Rep. Joseph Crowley, D-N.Y., tried to ease the tensions between himself and Alexandria Ocasio-Cortez, the insurgent Democrat who defeated the 10-term congressman in last month’s primary, after she bashed the incumbent last week for not getting his name off the ballot in the general election.
“I don't want to take anything away from her win,” Crowley said Sunday on CBS News’ “Face The Nation.” “I did not do as I preached. I didn't remind folks of my accomplishments. I just took that for granted I think.”
Ocasio-Cortez took to Twitter on Thursday accusing Crowley of purposely staying in the race, after it was revealed that his name would remain on the ballot as the candidate of the lesser-known Working Families Party in November.
“He's stood me up for all 3 scheduled concession calls,” Ocasio-Cortez wrote. “Now, he's mounting a 3rd party challenge against me and the Democratic Party.”
Crowley, who responded to Ocasio-Cortez on Twitter by saying he was “not running” and supported her candidacy, said on Sunday that it was time to put the primary fight behind them and focus on the upcoming midterm elections in November.
“I think we need to focus now on winning in November,” he said.
Crowley, who earlier this year was seen as a possible successor for Nancy Pelosi, D-Calif., as House Democratic leader, praised the California lawmaker on Sunday, but declined to endorse her.
“Well, look, you know, I do think that that'll be up to the new Congress to decide who the next leader or speaker ... will be,” Crowley said.
“If we win the House back, Nancy will have a very strong case for holding on to the speakership,” he added. “If not, there may be other issues that come to the fore at that point. But it's up to the next Congress, Democratic Caucus to decide that fate.”

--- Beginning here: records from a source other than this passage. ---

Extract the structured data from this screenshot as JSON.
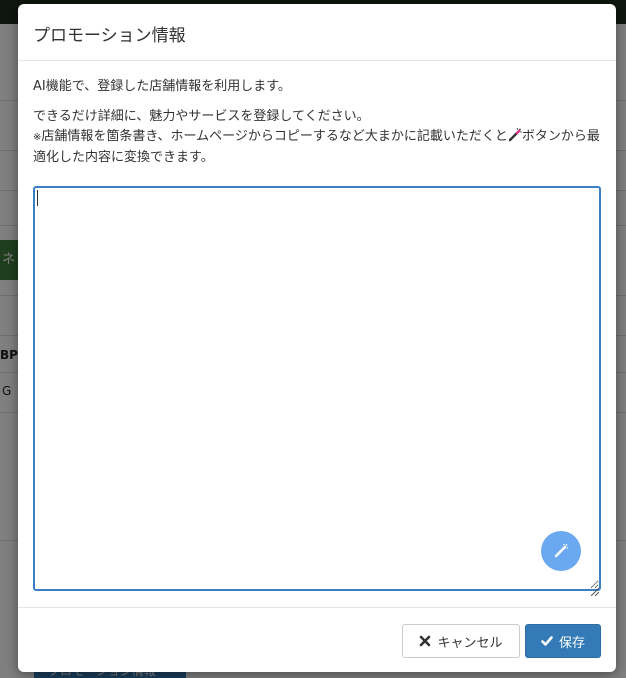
{
  "background": {
    "side_label_1": "ネ",
    "side_label_2": "BP",
    "side_label_3": "G",
    "bottom_button": "プロモーション情報"
  },
  "modal": {
    "title": "プロモーション情報",
    "description_1": "AI機能で、登録した店舗情報を利用します。",
    "description_2": "できるだけ詳細に、魅力やサービスを登録してください。",
    "note_mark": "※",
    "note_text_1": "店舗情報を箇条書き、ホームページからコピーするなど大まかに記載いただくと",
    "note_text_2": "ボタンから最適化した内容に変換できます。",
    "textarea": {
      "value": "",
      "placeholder": ""
    },
    "ai_button_icon": "magic-wand-icon",
    "cancel_label": "キャンセル",
    "save_label": "保存"
  },
  "colors": {
    "primary": "#337ab7",
    "focus_border": "#3b7fc4",
    "ai_button": "#6aa9f0"
  }
}
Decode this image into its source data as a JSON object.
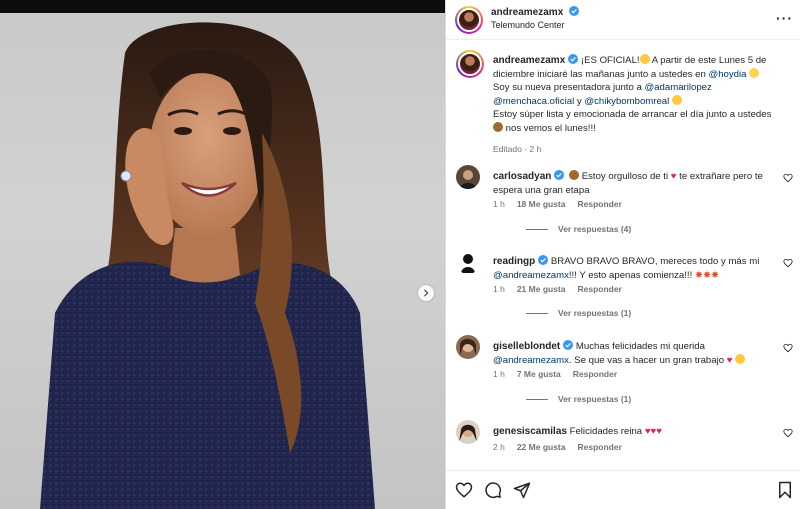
{
  "post": {
    "username": "andreamezamx",
    "location": "Telemundo Center",
    "caption": {
      "username": "andreamezamx",
      "line1_pre": "¡ES OFICIAL!",
      "line1_post": " A partir de este Lunes 5 de diciembre iniciaré las mañanas junto a ustedes en ",
      "hashtag": "@hoydia",
      "line2_pre": "Soy su nueva presentadora junto a ",
      "mention1": "@adamarilopez",
      "mention2": "@menchaca.oficial",
      "and": " y ",
      "mention3": "@chikybombomreal",
      "line3": "Estoy súper lista y emocionada de arrancar el día junto a ustedes",
      "line3_end": " nos vemos el lunes!!!",
      "meta": "Editado · 2 h"
    }
  },
  "comments": [
    {
      "username": "carlosadyan",
      "text_pre": " Estoy orgulloso de ti ",
      "text_post": " te extrañare pero te espera una gran etapa",
      "time": "1 h",
      "likes": "18 Me gusta",
      "reply": "Responder",
      "replies": "Ver respuestas (4)"
    },
    {
      "username": "readingp",
      "text_pre": "BRAVO BRAVO BRAVO, mereces todo y más mi ",
      "mention": "@andreamezamx",
      "text_post": "!!! Y esto apenas comienza!!! ",
      "time": "1 h",
      "likes": "21 Me gusta",
      "reply": "Responder",
      "replies": "Ver respuestas (1)"
    },
    {
      "username": "giselleblondet",
      "text_pre": "Muchas felicidades mi querida ",
      "mention": "@andreamezamx",
      "text_post": ". Se que vas a hacer un gran trabajo ",
      "time": "1 h",
      "likes": "7 Me gusta",
      "reply": "Responder",
      "replies": "Ver respuestas (1)"
    },
    {
      "username": "genesiscamilas",
      "text_pre": "Felicidades reina ",
      "time": "2 h",
      "likes": "22 Me gusta",
      "reply": "Responder"
    }
  ],
  "icons": {
    "more": "more-options-icon",
    "like": "heart-icon",
    "comment": "comment-icon",
    "share": "share-icon",
    "save": "bookmark-icon",
    "next": "chevron-right-icon"
  },
  "colors": {
    "link": "#00376b",
    "verified": "#3897f0",
    "heart": "#ed4956"
  }
}
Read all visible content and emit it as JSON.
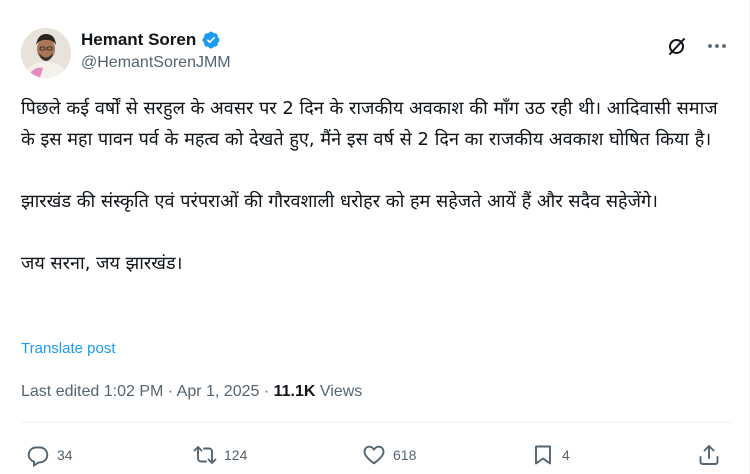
{
  "author": {
    "display_name": "Hemant Soren",
    "handle": "@HemantSorenJMM",
    "verified_icon": "verified-badge-icon",
    "verified_color": "#1d9bf0"
  },
  "post": {
    "paragraphs": [
      "पिछले कई वर्षों से सरहुल के अवसर पर 2 दिन के राजकीय अवकाश की माँग उठ रही थी। आदिवासी समाज के इस महा पावन पर्व के महत्व को देखते हुए, मैंने इस वर्ष से 2 दिन का राजकीय अवकाश घोषित किया है।",
      "झारखंड की संस्कृति एवं परंपराओं की गौरवशाली धरोहर को हम सहेजते आयें हैं और सदैव सहेजेंगे।",
      "जय सरना, जय झारखंड।"
    ],
    "translate_label": "Translate post",
    "edited_label": "Last edited 1:02 PM",
    "separator": "·",
    "date": "Apr 1, 2025",
    "views_count": "11.1K",
    "views_label": "Views"
  },
  "actions": {
    "replies": "34",
    "reposts": "124",
    "likes": "618",
    "bookmarks": "4"
  },
  "colors": {
    "text": "#0f1419",
    "secondary": "#536471",
    "accent": "#1d9bf0",
    "divider": "#eff3f4"
  }
}
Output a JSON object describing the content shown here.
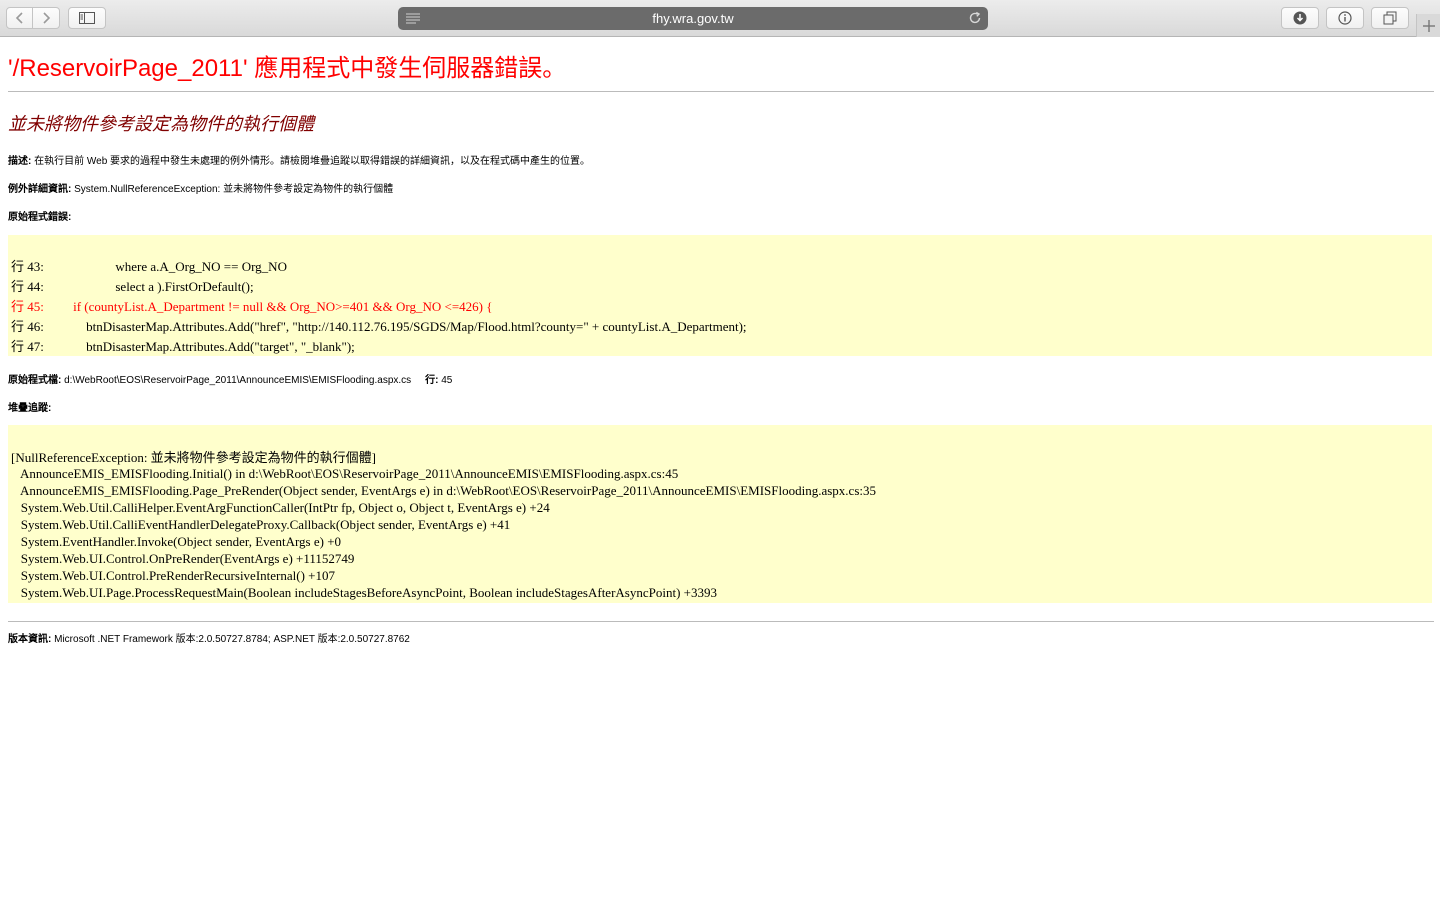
{
  "browser": {
    "url": "fhy.wra.gov.tw",
    "icons": [
      "back-icon",
      "forward-icon",
      "sidebar-icon",
      "reader-icon",
      "reload-icon",
      "download-icon",
      "info-icon",
      "tabs-icon",
      "new-tab-icon"
    ]
  },
  "page": {
    "title": "'/ReservoirPage_2011' 應用程式中發生伺服器錯誤。",
    "error_heading": "並未將物件參考設定為物件的執行個體",
    "description_label": "描述:",
    "description_text": " 在執行目前 Web 要求的過程中發生未處理的例外情形。請檢閱堆疊追蹤以取得錯誤的詳細資訊，以及在程式碼中產生的位置。",
    "exception_label": "例外詳細資訊:",
    "exception_text": " System.NullReferenceException: 並未將物件參考設定為物件的執行個體",
    "source_error_label": "原始程式錯誤:",
    "source_lines": [
      "行 43:                      where a.A_Org_NO == Org_NO",
      "行 44:                      select a ).FirstOrDefault();",
      "行 45:         if (countyList.A_Department != null && Org_NO>=401 && Org_NO <=426) {",
      "行 46:             btnDisasterMap.Attributes.Add(\"href\", \"http://140.112.76.195/SGDS/Map/Flood.html?county=\" + countyList.A_Department);",
      "行 47:             btnDisasterMap.Attributes.Add(\"target\", \"_blank\");"
    ],
    "source_file_label": "原始程式檔:",
    "source_file_text": " d:\\WebRoot\\EOS\\ReservoirPage_2011\\AnnounceEMIS\\EMISFlooding.aspx.cs",
    "source_line_label": "行:",
    "source_line_text": " 45",
    "stack_trace_label": "堆疊追蹤:",
    "stack_lines": [
      "[NullReferenceException: 並未將物件參考設定為物件的執行個體]",
      "   AnnounceEMIS_EMISFlooding.Initial() in d:\\WebRoot\\EOS\\ReservoirPage_2011\\AnnounceEMIS\\EMISFlooding.aspx.cs:45",
      "   AnnounceEMIS_EMISFlooding.Page_PreRender(Object sender, EventArgs e) in d:\\WebRoot\\EOS\\ReservoirPage_2011\\AnnounceEMIS\\EMISFlooding.aspx.cs:35",
      "   System.Web.Util.CalliHelper.EventArgFunctionCaller(IntPtr fp, Object o, Object t, EventArgs e) +24",
      "   System.Web.Util.CalliEventHandlerDelegateProxy.Callback(Object sender, EventArgs e) +41",
      "   System.EventHandler.Invoke(Object sender, EventArgs e) +0",
      "   System.Web.UI.Control.OnPreRender(EventArgs e) +11152749",
      "   System.Web.UI.Control.PreRenderRecursiveInternal() +107",
      "   System.Web.UI.Page.ProcessRequestMain(Boolean includeStagesBeforeAsyncPoint, Boolean includeStagesAfterAsyncPoint) +3393"
    ],
    "version_label": "版本資訊:",
    "version_text": " Microsoft .NET Framework 版本:2.0.50727.8784; ASP.NET 版本:2.0.50727.8762"
  },
  "colors": {
    "title": "#ff0000",
    "heading": "#800000",
    "code_bg": "#ffffcc",
    "highlight_line": "#ff0000"
  }
}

“I think there was a lack of listening on the ground, a lack of going to the grocery store and saying, 'Hey, how are you doing?'” Ocasio-Cortez said last Sunday on NBC News' “Meet the Press.” She pointed to a Democratic Party at risk of becoming out of touch with its communities. “The messaging isn't as clear to the communities that we are trying to represent — are we fighting or not?”
Ocasio-Cortez, who said being a Democratic socialist is “a part of what I am, it's not all of what I am” — declined to say whether she would support Pelosi as House leader, calling any decision now “premature.”
The Associated Press contributed to this report.